When assessing your BMI, they’ll weigh you and combine that number with your age and height, soon you’re staring into some colored boxes on their wall. BMI has no way of recognizing how many of those pounds or kilograms are muscle or fat. That chart doesn’t measure how much water is in your system, or your bone density. The BMI assesses mass, but you’re not a box, and this chart has no way of understanding what actually makes up your mass. It is a helpful tool but not accurate by any means and certainly not a standard by active and weight lifting body types.
For those that are interested in having real numbers and creating real goals to change your body type, find out your Body Composition. You can invest in a caliper, or you can go to a sports doctor, or specialist that may be able to do it for you. Make a few calls. I know Equinox Gyms have an in-house consultation where they calculate this for you as a free service. You’ll just have to listen to them sell you on personal training for twenty minutes post calculation. I am in no way suggesting that you pay or don’t pay $185/monthly for their gym, but no one wallet looks the same and this service is free. Just don’t tell them I sent you.
Body Composition breaks down this number we call weight. There are a five different methods to get body composition, but I am only going to talk about the Caliper method. It is the easiest and most inexpensive. As with everything else, there is room for human error, so take the test three times and then solve for an average. This first step in this method of testing is using the caliper to pinch the subcutaneous fat of a person’s skin. There are several sites in the body to be pinched. Depending on who’s equation you wish to use, each requires a different combinations of sites, (for example some include the calf while some do not, yet all include pinching at the tricep fold.) These measurements then go into an equation resulting in a total value for body fat and total value for lean body mass. see calculator here
This lean body mass consumes calories in something called a Basal Metabolic Rate. This is the amount of calories you need to burn in a day to function. In order for your heart to beat, brain to think, and legs to stand, there must be some energy burned. You can consume energy in the form of food and these calories will be used as the energy needed to satisfy this basal metabolic rate, or your body can and will pull from the stored calories present in your fat cells. Fat cells are nothing but storage sites for energy and so they do not require you to burn anything. Fat cells have no shape, and they have no limit to how much they can expand. They are the untouched basement closets, if you will, if we all had basements filled with things don’t need. All the toxins that our very intelligently designed body goes about removing are transported around in fat cells.
Fat is important to have in the body, of course as everything has its purpose.

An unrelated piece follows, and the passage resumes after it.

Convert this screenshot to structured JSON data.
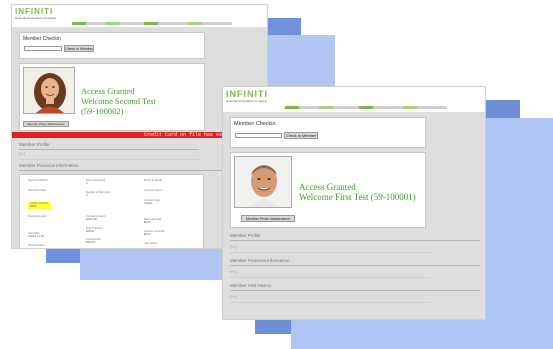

It keeps us warm and helps us with digestion. In order for the body to break down fats, we release something called bile acids. These have a natural laxative effect on the colon. In addition to this, the tiniest bit of undigested fat can help grease the pathways of stool as it needs a little encouragement moving through the colon. Typically, it is a good goal to limit your body fat percentage and when and if one exceeds a parameter on another chart you will find yourself in a box called Obese. Just as with BMI, there are charts of averages with respect to body composition.
Obesity can also be determined by something called a waist to hip ratio. This is where the circumferences for each are related to one another and yet again charted for you as an indication of health. Obesity is a complex condition with many biological, behavioral, and social influences. Genetics play as an important role as the surrounding environment and dominating culture.
- Individual behaviors and environmental factors can contribute to excess caloric intake and inadequate amounts of physical activity. The current high rates of obesity have been attributed to eating out of the home, larger portion sizes, greater exposure to food advertising, limited access to physical activity opportunities.
- Certain medical conditions and prescription drugs can cause weight gain.
- Recent evidence suggests that certain stresses and inadequate sleep can cause weight gain.
- Race-ethnicity, gender, age, income, and other socio-demographic factors also can play a role in this complex health issue.
People who are obese, compared to those with a normal or healthy weight, are at increased risk for many serious diseases and health conditions, including the following:
- Heart disease and stroke
- High blood pressure
- High LDL cholesterol, low HDL cholesterol, or high levels of triglycerides
- Type 2 diabetes
- Coronary heart disease
- Gallbladder disease
- Osteoarthritis (a breakdown of cartilage and bone within a joint)
- Sleep apnea and breathing problems such as asthma
- Some cancers (endometrial, breast, colon, kidney, gallbladder, and liver)
- Low quality of life
- Some cancers
- Mental illness such as clinical depression, anxiety, and other mental disordersBody pain and difficulty with physical functioning.